A few months ago, author William Gumede described Zuma as someone with a narcissistic personality disorder — a set of traits defined by Austrian psychoanalyst Heinz Kohut as “including an exaggerated sense of superiority, a lack of self-awareness about the impact of their behaviour and having a disdain for others, who they devalue to validate their own grandiosity”. These people lack empathy, have a distorted sense of reality and are incapable of seeing anything from anyone else’s perspective. Narcissists like Zuma, Gumede argues, can’t accept responsibility and don’t care if they take down entire countries with them. The events at Nkandla, sadly for Zuma, only reinforced that perspective.
[Mbeki’s] broadsides against white racism and his penchant for incarcerating black men are, I think, symptoms of the same dispiritedness. They are the thoughts and actions of an odd and unheralded figure — the black Afro-pessimist.

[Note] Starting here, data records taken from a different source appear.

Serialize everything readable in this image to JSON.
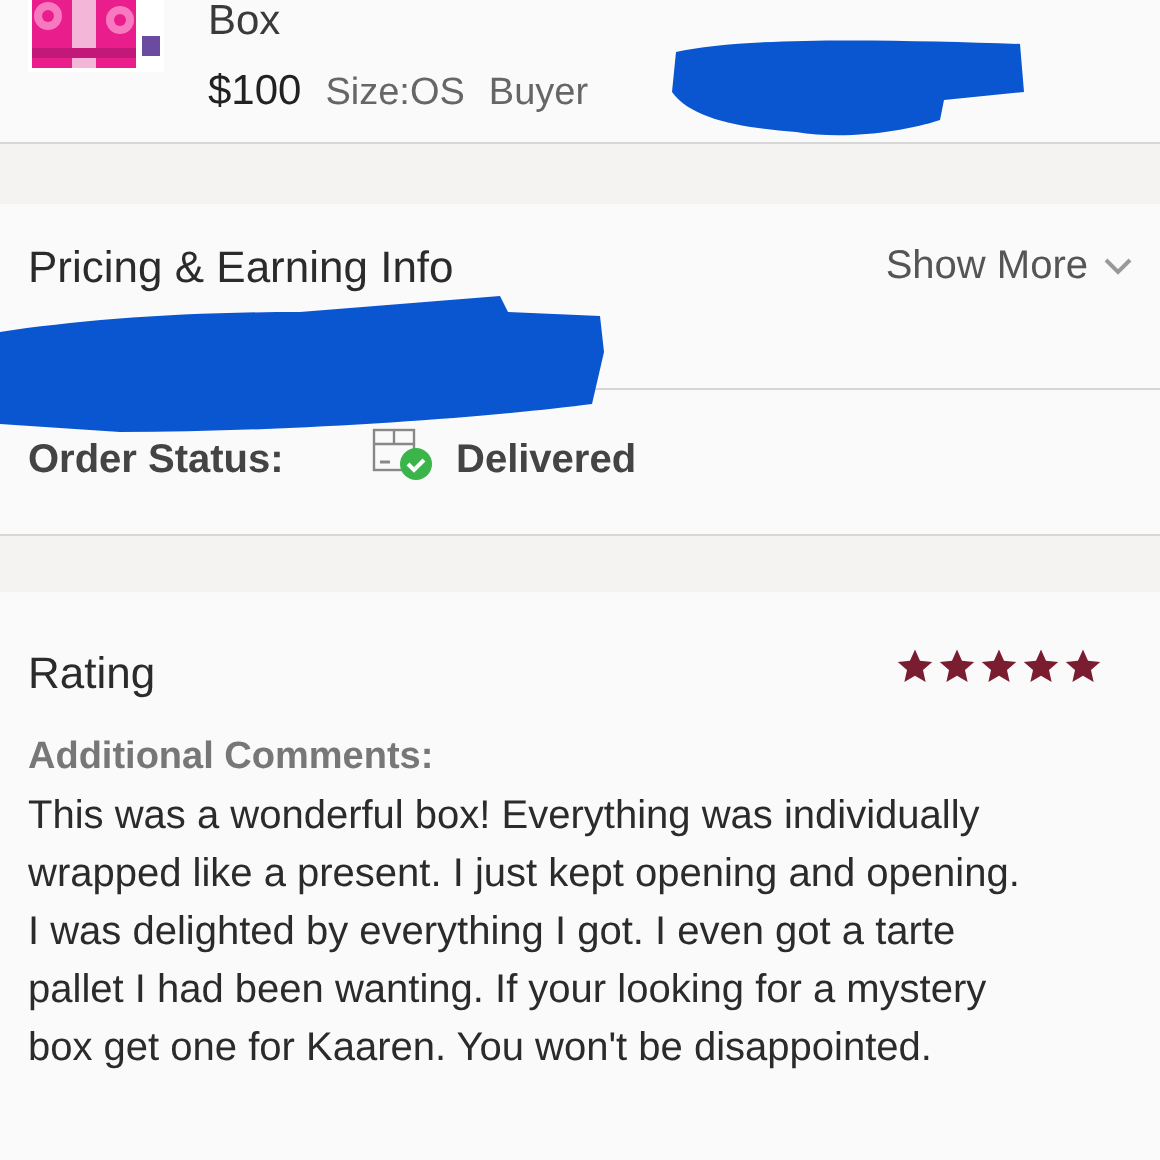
{
  "item": {
    "title": "Box",
    "price": "$100",
    "size": "Size:OS",
    "buyer": "Buyer"
  },
  "pricing": {
    "title": "Pricing & Earning Info",
    "show_more": "Show More"
  },
  "order_status": {
    "label": "Order Status:",
    "value": "Delivered",
    "delivered": true
  },
  "rating": {
    "title": "Rating",
    "stars": 5,
    "comments_label": "Additional Comments:",
    "comments": "This was a wonderful box! Everything was individually wrapped like a present. I just kept opening and opening. I was delighted by everything I got. I even got a tarte pallet I had been wanting. If your looking for a mystery box get one for Kaaren. You won't be disappointed."
  }
}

When one looks at institutions such as our police force and our health system, when one witnesses their degree of paralysis, one wonders whether one of the maladies from which they are suffering is not the president’s disenchantment and his pessimism. Come 2009, I hope we are blessed with a president who still believes in the art of the possible. For I suspect that the one we have now no longer does.